Moving in with new roommates is an exciting phase, but it's normal to feel a mixture of anticipation and anxiety. By following a few key strategies, you can create a comfortable and enjoyable living environment that fosters positive relationships.
How to Recognize Stress and Anxiety Due to New Roommates
Recognizing stress and anxiety due to new roommates can involve observing changes in behavior, emotions, and physical well-being. If you find yourself suddenly becoming more agitated, withdrawn, irritable, or experiencing mood swings after the arrival of new roommates, it could be a sign of stress! Physical symptoms like difficulty sleeping, headaches, digestive issues, and muscle tension may also indicate heightened anxiety. Changes in social interactions and reluctance to engage with roommates could be red flags as well.
Ways to Decrease Stress and Anxiety Due to New Roommates

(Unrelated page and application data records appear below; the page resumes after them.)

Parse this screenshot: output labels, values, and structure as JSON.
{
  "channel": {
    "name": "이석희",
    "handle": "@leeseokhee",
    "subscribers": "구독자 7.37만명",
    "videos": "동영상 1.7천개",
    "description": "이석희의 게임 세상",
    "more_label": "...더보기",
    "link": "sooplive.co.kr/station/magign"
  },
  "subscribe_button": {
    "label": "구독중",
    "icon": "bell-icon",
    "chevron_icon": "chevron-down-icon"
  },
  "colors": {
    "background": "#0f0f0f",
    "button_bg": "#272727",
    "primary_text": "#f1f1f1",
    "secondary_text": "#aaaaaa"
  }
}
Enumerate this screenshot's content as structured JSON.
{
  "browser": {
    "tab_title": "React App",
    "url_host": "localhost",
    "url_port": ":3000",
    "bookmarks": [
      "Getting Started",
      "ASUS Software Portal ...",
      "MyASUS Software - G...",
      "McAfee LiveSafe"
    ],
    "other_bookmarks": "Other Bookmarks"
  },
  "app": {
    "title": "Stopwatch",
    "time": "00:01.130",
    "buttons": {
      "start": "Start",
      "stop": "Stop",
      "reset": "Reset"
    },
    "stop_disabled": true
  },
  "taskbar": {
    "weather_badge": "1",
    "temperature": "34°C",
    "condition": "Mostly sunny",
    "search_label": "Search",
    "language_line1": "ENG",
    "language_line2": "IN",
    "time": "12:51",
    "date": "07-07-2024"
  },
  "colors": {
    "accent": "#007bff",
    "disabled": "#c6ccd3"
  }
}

Encouraging open dialogue with new roommates can help alleviate stress. Discussing expectations, boundaries, and concerns early on can prevent misunderstandings and conflicts. Communicate your concerns and issues using non-confrontational language. Use "I" statements to express feelings without blaming or accusing the other person. For example, "I feel uncomfortable when..." This promotes understanding and a collaborative approach to resolving issues. Approach conversations about concerns at appropriate times to prevent defensiveness. Consider giving a heads-up to your roommate to ensure they are receptive.

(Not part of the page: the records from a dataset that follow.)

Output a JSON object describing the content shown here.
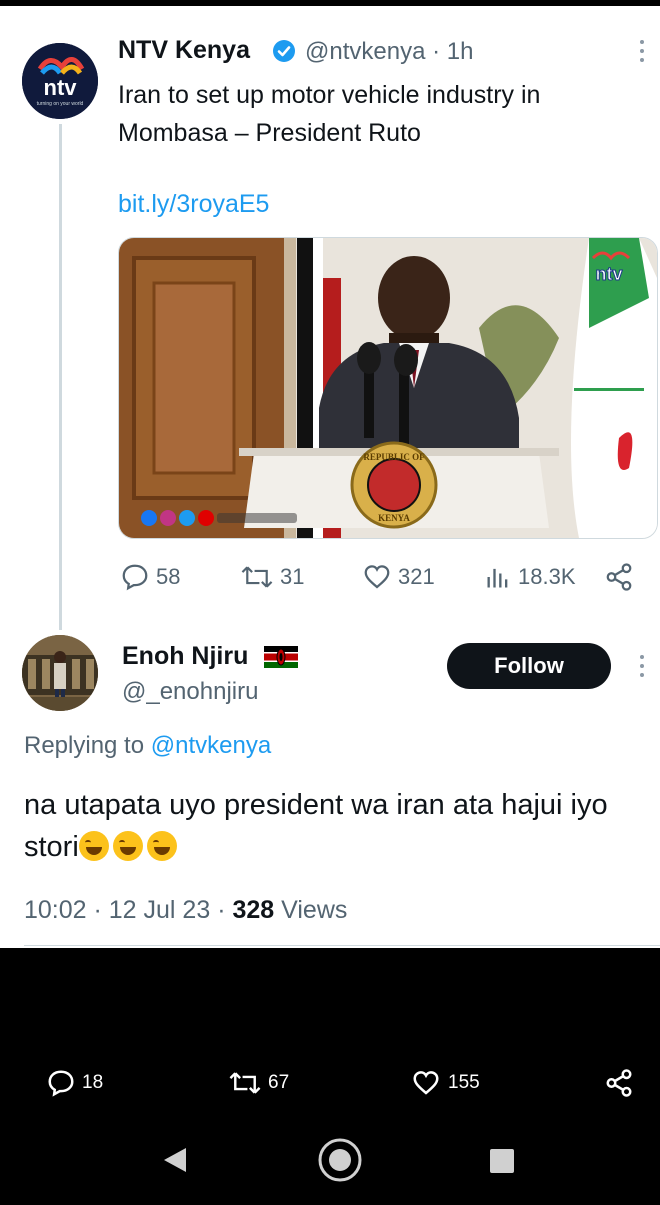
{
  "tweet": {
    "author_name": "NTV Kenya",
    "handle_time": "@ntvkenya · 1h",
    "text": "Iran to set up motor vehicle industry in Mombasa – President Ruto",
    "link": "bit.ly/3royaE5",
    "avatar_text": "ntv",
    "avatar_tagline": "turning on your world",
    "media_watermark": "ntv",
    "podium_text_top": "REPUBLIC OF",
    "podium_text_bottom": "KENYA",
    "actions": {
      "replies": "58",
      "retweets": "31",
      "likes": "321",
      "views": "18.3K"
    }
  },
  "reply": {
    "author_name": "Enoh Njiru",
    "handle": "@_enohnjiru",
    "follow_label": "Follow",
    "replying_prefix": "Replying to",
    "replying_to": "@ntvkenya",
    "text": "na utapata uyo president wa iran ata hajui iyo stori",
    "time_date": "10:02 · 12 Jul 23 · ",
    "views_count": "328",
    "views_label": " Views",
    "actions": {
      "replies": "18",
      "retweets": "67",
      "likes": "155"
    }
  },
  "icons": {
    "verified": "verified-badge-icon",
    "reply": "speech-bubble-icon",
    "retweet": "retweet-icon",
    "like": "heart-icon",
    "views": "bar-chart-icon",
    "share": "share-icon",
    "more": "more-vertical-icon",
    "flag": "kenya-flag-icon",
    "nav_back": "triangle-back-icon",
    "nav_home": "circle-home-icon",
    "nav_recent": "square-recent-icon"
  },
  "colors": {
    "accent": "#1d9bf0",
    "text": "#0f1419",
    "muted": "#536471",
    "follow_bg": "#0f1419"
  }
}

Part of open communication is also being willing to find compromises and solutions that work for everyone involved. Flexibility can help create a more harmonious living environment.
If conflicts persist, consider involving a neutral third party, such as a resident advisor or counselor, to mediate the situation.
Have a conversation about expectations for cleanliness, noise, guests, and shared responsibilities. Establish clear boundaries regarding personal space, noise levels, cleaning responsibilities, and guests. This can help create a comfortable living environment.
If there are concerns or conflicts, address them as soon as possible to prevent resentment from building up. Understand that no roommate relationship is perfect. Be willing to compromise and find solutions that work for both parties.
Encourage roommates to engage in self-care activities such as exercise, meditation, deep breathing, and spending time doing things they enjoy.
If stress and anxiety become overwhelming, consider seeking support from friends, family, or a mental health professional.
Engage in Shared Activities
Participating in activities together can help build positive relationships and reduce tension. Shared experiences can lead to a better understanding of each other's personalities.
Before picking an activity, consider identifying common interests and hobbies you have with your roommates. These can facilitate bonding and decrease the sense of isolation. They can also provide inspiration for an activity to do together!
Curiosity and Empathy
Approach discussions with curiosity rather than criticism. Try to understand your roommates' perspectives and backgrounds. Ask questions to understand and work together to find solutions. This can foster empathy and lead to better communication
Living with new roommates can be a rewarding experience when approached with the right mindset and strategies. By fostering open communication, setting boundaries, practicing stress-relief techniques, and promoting a supportive environment, you can navigate the challenges of sharing a living space while maintaining your well-being and mental health.